Write out every record below exactly, so that nothing differs from what is shown.

(Data supplied)

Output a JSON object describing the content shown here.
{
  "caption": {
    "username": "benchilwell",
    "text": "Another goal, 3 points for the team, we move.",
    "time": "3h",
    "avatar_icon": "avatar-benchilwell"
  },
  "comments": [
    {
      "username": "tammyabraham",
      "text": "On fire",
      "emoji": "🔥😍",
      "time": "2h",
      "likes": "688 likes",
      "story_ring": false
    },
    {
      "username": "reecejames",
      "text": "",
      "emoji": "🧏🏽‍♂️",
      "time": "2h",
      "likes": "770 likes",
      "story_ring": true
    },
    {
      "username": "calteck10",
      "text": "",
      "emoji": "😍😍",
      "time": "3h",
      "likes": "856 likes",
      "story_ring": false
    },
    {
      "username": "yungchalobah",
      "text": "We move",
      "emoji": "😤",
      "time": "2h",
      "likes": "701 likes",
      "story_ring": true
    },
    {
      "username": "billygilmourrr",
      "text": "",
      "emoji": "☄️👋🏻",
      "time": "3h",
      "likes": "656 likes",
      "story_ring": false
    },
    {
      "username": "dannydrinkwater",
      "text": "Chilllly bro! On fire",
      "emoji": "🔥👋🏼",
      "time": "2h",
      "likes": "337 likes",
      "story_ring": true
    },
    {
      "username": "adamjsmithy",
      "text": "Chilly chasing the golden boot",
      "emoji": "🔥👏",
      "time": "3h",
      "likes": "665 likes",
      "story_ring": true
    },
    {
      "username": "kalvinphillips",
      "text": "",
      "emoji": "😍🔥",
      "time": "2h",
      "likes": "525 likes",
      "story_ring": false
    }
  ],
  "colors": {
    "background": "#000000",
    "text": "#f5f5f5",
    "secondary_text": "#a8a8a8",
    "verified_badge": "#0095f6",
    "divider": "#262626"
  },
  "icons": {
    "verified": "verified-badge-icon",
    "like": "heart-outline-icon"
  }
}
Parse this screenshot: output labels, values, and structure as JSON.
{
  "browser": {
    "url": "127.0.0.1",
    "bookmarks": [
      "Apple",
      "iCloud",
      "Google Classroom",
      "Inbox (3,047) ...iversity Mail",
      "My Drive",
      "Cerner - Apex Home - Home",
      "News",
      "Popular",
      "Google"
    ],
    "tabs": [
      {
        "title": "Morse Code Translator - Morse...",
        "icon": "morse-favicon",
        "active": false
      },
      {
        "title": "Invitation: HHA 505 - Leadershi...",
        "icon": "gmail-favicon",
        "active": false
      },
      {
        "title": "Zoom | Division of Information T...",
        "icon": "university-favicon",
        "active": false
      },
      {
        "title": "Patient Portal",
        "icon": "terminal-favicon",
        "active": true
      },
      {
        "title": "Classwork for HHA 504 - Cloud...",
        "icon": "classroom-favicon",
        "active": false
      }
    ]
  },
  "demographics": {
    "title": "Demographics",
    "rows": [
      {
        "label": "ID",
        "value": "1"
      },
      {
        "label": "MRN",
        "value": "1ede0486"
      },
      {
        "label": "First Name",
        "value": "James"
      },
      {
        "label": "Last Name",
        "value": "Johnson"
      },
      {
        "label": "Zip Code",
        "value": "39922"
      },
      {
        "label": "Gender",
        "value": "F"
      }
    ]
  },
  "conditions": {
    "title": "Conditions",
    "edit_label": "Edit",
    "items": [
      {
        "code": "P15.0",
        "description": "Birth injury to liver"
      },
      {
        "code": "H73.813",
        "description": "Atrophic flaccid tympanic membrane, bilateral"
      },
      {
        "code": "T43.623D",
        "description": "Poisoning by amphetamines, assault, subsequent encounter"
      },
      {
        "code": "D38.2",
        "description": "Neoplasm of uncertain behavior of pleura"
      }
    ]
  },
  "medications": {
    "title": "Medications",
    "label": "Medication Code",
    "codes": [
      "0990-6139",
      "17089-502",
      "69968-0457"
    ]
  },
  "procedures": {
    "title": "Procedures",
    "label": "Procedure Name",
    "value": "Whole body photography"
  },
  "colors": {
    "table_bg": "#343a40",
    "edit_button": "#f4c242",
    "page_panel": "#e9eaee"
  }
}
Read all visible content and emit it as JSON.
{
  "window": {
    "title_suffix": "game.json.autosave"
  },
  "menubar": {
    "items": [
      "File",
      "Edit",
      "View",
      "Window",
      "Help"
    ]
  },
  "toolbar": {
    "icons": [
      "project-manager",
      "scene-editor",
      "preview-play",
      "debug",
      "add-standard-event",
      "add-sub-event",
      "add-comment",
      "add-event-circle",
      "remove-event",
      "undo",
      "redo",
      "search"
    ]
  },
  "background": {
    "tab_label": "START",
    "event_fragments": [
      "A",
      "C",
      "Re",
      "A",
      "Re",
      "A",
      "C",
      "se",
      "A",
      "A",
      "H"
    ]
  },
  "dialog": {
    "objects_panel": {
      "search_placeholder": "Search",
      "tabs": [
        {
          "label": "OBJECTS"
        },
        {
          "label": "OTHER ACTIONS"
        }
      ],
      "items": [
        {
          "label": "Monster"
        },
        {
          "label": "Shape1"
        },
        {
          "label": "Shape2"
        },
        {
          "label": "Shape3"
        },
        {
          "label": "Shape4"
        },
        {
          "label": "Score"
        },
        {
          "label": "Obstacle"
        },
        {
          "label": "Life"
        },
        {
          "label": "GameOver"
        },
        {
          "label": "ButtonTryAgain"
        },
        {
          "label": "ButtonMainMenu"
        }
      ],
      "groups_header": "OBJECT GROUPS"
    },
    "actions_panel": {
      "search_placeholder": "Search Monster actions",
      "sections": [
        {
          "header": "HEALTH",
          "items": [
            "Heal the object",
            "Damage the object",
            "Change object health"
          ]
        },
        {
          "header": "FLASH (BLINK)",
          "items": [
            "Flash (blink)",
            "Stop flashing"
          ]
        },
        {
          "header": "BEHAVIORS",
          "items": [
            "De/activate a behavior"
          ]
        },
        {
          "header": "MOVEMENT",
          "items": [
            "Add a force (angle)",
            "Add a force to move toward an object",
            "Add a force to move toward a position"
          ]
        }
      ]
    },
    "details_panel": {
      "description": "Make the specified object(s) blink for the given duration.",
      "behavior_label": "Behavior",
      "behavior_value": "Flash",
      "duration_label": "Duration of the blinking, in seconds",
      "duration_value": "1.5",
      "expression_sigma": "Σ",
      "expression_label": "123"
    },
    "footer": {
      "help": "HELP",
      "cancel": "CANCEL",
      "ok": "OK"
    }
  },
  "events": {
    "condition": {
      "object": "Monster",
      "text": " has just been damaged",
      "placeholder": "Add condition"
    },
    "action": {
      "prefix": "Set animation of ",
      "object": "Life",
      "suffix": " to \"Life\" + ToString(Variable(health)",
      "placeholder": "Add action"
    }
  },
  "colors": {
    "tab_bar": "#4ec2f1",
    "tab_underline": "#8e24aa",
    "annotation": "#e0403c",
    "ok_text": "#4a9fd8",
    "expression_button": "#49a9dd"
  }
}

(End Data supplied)

## Solution
Output a JSON object describing the content shown here.
{
  "caption": {
    "username": "benchilwell",
    "text": "Another goal, 3 points for the team, we move.",
    "time": "3h",
    "avatar_icon": "avatar-benchilwell"
  },
  "comments": [
    {
      "username": "tammyabraham",
      "text": "On fire",
      "emoji": "🔥😍",
      "time": "2h",
      "likes": "688 likes",
      "story_ring": false
    },
    {
      "username": "reecejames",
      "text": "",
      "emoji": "🧏🏽‍♂️",
      "time": "2h",
      "likes": "770 likes",
      "story_ring": true
    },
    {
      "username": "calteck10",
      "text": "",
      "emoji": "😍😍",
      "time": "3h",
      "likes": "856 likes",
      "story_ring": false
    },
    {
      "username": "yungchalobah",
      "text": "We move",
      "emoji": "😤",
      "time": "2h",
      "likes": "701 likes",
      "story_ring": true
    },
    {
      "username": "billygilmourrr",
      "text": "",
      "emoji": "☄️👋🏻",
      "time": "3h",
      "likes": "656 likes",
      "story_ring": false
    },
    {
      "username": "dannydrinkwater",
      "text": "Chilllly bro! On fire",
      "emoji": "🔥👋🏼",
      "time": "2h",
      "likes": "337 likes",
      "story_ring": true
    },
    {
      "username": "adamjsmithy",
      "text": "Chilly chasing the golden boot",
      "emoji": "🔥👏",
      "time": "3h",
      "likes": "665 likes",
      "story_ring": true
    },
    {
      "username": "kalvinphillips",
      "text": "",
      "emoji": "😍🔥",
      "time": "2h",
      "likes": "525 likes",
      "story_ring": false
    }
  ],
  "colors": {
    "background": "#000000",
    "text": "#f5f5f5",
    "secondary_text": "#a8a8a8",
    "verified_badge": "#0095f6",
    "divider": "#262626"
  },
  "icons": {
    "verified": "verified-badge-icon",
    "like": "heart-outline-icon"
  }
}
Parse this screenshot: output labels, values, and structure as JSON.
{
  "browser": {
    "url": "127.0.0.1",
    "bookmarks": [
      "Apple",
      "iCloud",
      "Google Classroom",
      "Inbox (3,047) ...iversity Mail",
      "My Drive",
      "Cerner - Apex Home - Home",
      "News",
      "Popular",
      "Google"
    ],
    "tabs": [
      {
        "title": "Morse Code Translator - Morse...",
        "icon": "morse-favicon",
        "active": false
      },
      {
        "title": "Invitation: HHA 505 - Leadershi...",
        "icon": "gmail-favicon",
        "active": false
      },
      {
        "title": "Zoom | Division of Information T...",
        "icon": "university-favicon",
        "active": false
      },
      {
        "title": "Patient Portal",
        "icon": "terminal-favicon",
        "active": true
      },
      {
        "title": "Classwork for HHA 504 - Cloud...",
        "icon": "classroom-favicon",
        "active": false
      }
    ]
  },
  "demographics": {
    "title": "Demographics",
    "rows": [
      {
        "label": "ID",
        "value": "1"
      },
      {
        "label": "MRN",
        "value": "1ede0486"
      },
      {
        "label": "First Name",
        "value": "James"
      },
      {
        "label": "Last Name",
        "value": "Johnson"
      },
      {
        "label": "Zip Code",
        "value": "39922"
      },
      {
        "label": "Gender",
        "value": "F"
      }
    ]
  },
  "conditions": {
    "title": "Conditions",
    "edit_label": "Edit",
    "items": [
      {
        "code": "P15.0",
        "description": "Birth injury to liver"
      },
      {
        "code": "H73.813",
        "description": "Atrophic flaccid tympanic membrane, bilateral"
      },
      {
        "code": "T43.623D",
        "description": "Poisoning by amphetamines, assault, subsequent encounter"
      },
      {
        "code": "D38.2",
        "description": "Neoplasm of uncertain behavior of pleura"
      }
    ]
  },
  "medications": {
    "title": "Medications",
    "label": "Medication Code",
    "codes": [
      "0990-6139",
      "17089-502",
      "69968-0457"
    ]
  },
  "procedures": {
    "title": "Procedures",
    "label": "Procedure Name",
    "value": "Whole body photography"
  },
  "colors": {
    "table_bg": "#343a40",
    "edit_button": "#f4c242",
    "page_panel": "#e9eaee"
  }
}
Read all visible content and emit it as JSON.
{
  "window": {
    "title_suffix": "game.json.autosave"
  },
  "menubar": {
    "items": [
      "File",
      "Edit",
      "View",
      "Window",
      "Help"
    ]
  },
  "toolbar": {
    "icons": [
      "project-manager",
      "scene-editor",
      "preview-play",
      "debug",
      "add-standard-event",
      "add-sub-event",
      "add-comment",
      "add-event-circle",
      "remove-event",
      "undo",
      "redo",
      "search"
    ]
  },
  "background": {
    "tab_label": "START",
    "event_fragments": [
      "A",
      "C",
      "Re",
      "A",
      "Re",
      "A",
      "C",
      "se",
      "A",
      "A",
      "H"
    ]
  },
  "dialog": {
    "objects_panel": {
      "search_placeholder": "Search",
      "tabs": [
        {
          "label": "OBJECTS"
        },
        {
          "label": "OTHER ACTIONS"
        }
      ],
      "items": [
        {
          "label": "Monster"
        },
        {
          "label": "Shape1"
        },
        {
          "label": "Shape2"
        },
        {
          "label": "Shape3"
        },
        {
          "label": "Shape4"
        },
        {
          "label": "Score"
        },
        {
          "label": "Obstacle"
        },
        {
          "label": "Life"
        },
        {
          "label": "GameOver"
        },
        {
          "label": "ButtonTryAgain"
        },
        {
          "label": "ButtonMainMenu"
        }
      ],
      "groups_header": "OBJECT GROUPS"
    },
    "actions_panel": {
      "search_placeholder": "Search Monster actions",
      "sections": [
        {
          "header": "HEALTH",
          "items": [
            "Heal the object",
            "Damage the object",
            "Change object health"
          ]
        },
        {
          "header": "FLASH (BLINK)",
          "items": [
            "Flash (blink)",
            "Stop flashing"
          ]
        },
        {
          "header": "BEHAVIORS",
          "items": [
            "De/activate a behavior"
          ]
        },
        {
          "header": "MOVEMENT",
          "items": [
            "Add a force (angle)",
            "Add a force to move toward an object",
            "Add a force to move toward a position"
          ]
        }
      ]
    },
    "details_panel": {
      "description": "Make the specified object(s) blink for the given duration.",
      "behavior_label": "Behavior",
      "behavior_value": "Flash",
      "duration_label": "Duration of the blinking, in seconds",
      "duration_value": "1.5",
      "expression_sigma": "Σ",
      "expression_label": "123"
    },
    "footer": {
      "help": "HELP",
      "cancel": "CANCEL",
      "ok": "OK"
    }
  },
  "events": {
    "condition": {
      "object": "Monster",
      "text": " has just been damaged",
      "placeholder": "Add condition"
    },
    "action": {
      "prefix": "Set animation of ",
      "object": "Life",
      "suffix": " to \"Life\" + ToString(Variable(health)",
      "placeholder": "Add action"
    }
  },
  "colors": {
    "tab_bar": "#4ec2f1",
    "tab_underline": "#8e24aa",
    "annotation": "#e0403c",
    "ok_text": "#4a9fd8",
    "expression_button": "#49a9dd"
  }
}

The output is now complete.